> **Your assignment**
When a line of the entries contains the word "name", report that line.

> **Provided records**

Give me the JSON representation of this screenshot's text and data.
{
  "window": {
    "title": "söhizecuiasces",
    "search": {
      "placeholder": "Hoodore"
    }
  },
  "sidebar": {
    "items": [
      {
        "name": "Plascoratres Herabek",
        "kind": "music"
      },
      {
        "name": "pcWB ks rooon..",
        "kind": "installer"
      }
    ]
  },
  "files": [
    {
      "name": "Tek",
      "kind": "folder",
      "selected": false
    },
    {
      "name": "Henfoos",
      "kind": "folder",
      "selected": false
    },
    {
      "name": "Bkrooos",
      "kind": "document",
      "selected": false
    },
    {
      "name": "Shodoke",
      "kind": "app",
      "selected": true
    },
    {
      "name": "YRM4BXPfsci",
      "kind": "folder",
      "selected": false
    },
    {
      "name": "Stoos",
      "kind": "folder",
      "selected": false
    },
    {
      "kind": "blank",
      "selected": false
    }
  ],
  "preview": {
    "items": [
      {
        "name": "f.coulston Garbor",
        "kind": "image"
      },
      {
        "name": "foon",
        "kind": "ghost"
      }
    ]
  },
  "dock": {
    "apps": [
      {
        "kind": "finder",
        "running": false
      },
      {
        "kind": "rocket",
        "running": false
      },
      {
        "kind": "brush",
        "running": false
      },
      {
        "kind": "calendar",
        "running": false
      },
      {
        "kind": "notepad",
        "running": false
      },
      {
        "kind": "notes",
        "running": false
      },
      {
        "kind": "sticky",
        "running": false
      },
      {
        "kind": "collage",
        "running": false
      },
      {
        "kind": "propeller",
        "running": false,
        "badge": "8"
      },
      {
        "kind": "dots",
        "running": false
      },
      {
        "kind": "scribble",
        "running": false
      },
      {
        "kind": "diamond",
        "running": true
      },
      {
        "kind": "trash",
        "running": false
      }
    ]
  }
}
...
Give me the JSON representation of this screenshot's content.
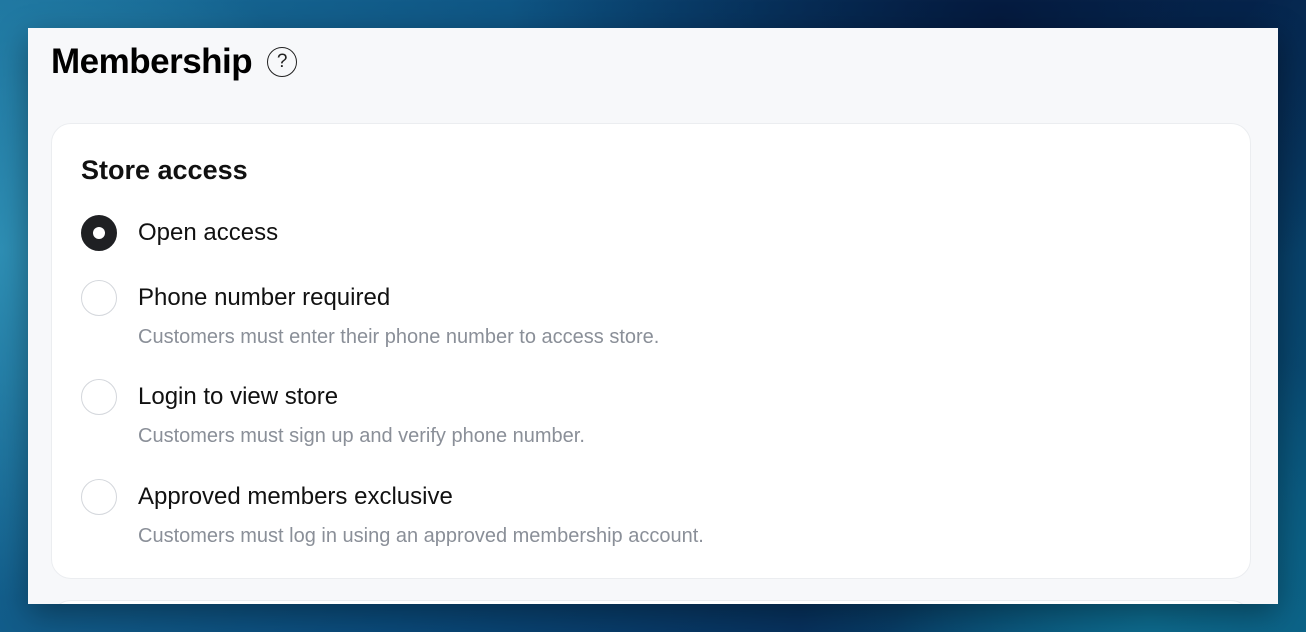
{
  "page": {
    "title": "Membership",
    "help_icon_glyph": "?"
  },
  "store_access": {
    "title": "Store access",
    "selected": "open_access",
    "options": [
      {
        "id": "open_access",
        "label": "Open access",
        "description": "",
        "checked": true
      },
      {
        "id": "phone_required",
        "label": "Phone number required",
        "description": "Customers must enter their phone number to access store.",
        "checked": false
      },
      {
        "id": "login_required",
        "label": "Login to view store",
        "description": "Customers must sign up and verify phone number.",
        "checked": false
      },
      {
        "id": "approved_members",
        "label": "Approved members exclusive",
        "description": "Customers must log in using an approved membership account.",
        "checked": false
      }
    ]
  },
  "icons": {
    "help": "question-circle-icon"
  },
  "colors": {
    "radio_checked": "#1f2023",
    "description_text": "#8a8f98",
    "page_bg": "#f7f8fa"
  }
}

> **Result of this task**
        "name": "Plascoratres Herabek",
        "name": "pcWB ks rooon..",
      "name": "Tek",
      "name": "Henfoos",
      "name": "Bkrooos",
      "name": "Shodoke",
      "name": "YRM4BXPfsci",
      "name": "Stoos",
        "name": "f.coulston Garbor",
        "name": "foon",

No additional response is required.